20 From the evidence discussed so far we may already detect two different ways of making an impact on an author’s transmission and circulation: firstly, textual criticism and correction, as indicated by the progressive normalisation of Plato’s text as we move towards the end of the Hellenistic period and by Aristarchus’ possible commentary; and secondly, corpusorganisation, as evidenced by the different pronouncements on the grouping and order of the dialogues. Some additional information on the former type of activity is provided by Diogenes La¨ertius, who preserves traces of professional philological engagement with the Platonic text.
L. 4). Barnes 1997: 1, 66. 12 myrto hatzimichali Ultimately the controversy over developments in Aristotle’s text in the first century bc is not so much about events (what took place) as about value judgements (how important it was). Even Barnes does not deny that Andronicus of Rhodes had some involvement with the Aristotelian corpus, but he does not regard his role as particularly influential: ‘Nothing suggests that the “Roman edition”, done by Andronicus of Rhodes, revolutionised Aristotelian studies.

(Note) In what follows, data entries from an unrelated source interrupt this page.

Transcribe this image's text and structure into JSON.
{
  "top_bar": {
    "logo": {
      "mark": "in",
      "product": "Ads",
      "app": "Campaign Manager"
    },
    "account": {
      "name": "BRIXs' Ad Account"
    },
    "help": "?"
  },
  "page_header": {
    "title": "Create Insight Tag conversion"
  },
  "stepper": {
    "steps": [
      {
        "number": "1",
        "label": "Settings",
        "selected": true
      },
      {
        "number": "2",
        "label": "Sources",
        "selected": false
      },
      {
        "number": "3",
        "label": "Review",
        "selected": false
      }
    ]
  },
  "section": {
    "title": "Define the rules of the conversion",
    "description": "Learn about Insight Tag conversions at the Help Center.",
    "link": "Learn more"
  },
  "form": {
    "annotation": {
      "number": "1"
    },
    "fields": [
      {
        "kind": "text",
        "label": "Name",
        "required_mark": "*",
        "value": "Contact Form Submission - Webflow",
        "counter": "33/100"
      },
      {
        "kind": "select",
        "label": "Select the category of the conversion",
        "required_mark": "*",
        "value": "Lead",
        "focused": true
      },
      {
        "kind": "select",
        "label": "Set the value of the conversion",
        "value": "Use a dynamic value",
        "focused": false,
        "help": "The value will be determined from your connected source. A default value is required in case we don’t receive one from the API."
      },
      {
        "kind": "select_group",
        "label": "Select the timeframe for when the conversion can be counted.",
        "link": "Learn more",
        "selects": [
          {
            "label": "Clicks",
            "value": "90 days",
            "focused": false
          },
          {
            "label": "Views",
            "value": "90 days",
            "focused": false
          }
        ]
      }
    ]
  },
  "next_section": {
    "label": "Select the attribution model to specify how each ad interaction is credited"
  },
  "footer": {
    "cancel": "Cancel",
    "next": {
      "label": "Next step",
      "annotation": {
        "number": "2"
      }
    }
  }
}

Plot. 24, trans. Barnes) 56 57 58 It is possible that Pinakes was the title of the entire work, following Callimachus’ pioneering work in this genre of ‘biobliography’, see Blum 1991: 150–60; 233–46. See also below n. 69. The name is probably due to a misreading of Ptolema±ov Cnnov (‘Ptolemy Chennos’, perhaps identifiable with a first-century ad mythographer from Alexandria) as Ptolema±ov Xnov (‘Ptolemy the stranger’), cf. Rashed 2005: ccvii. See Barnes 1997: 25–6; D¨uring 1957: 213. No. 97 in D¨uring 1957: 230.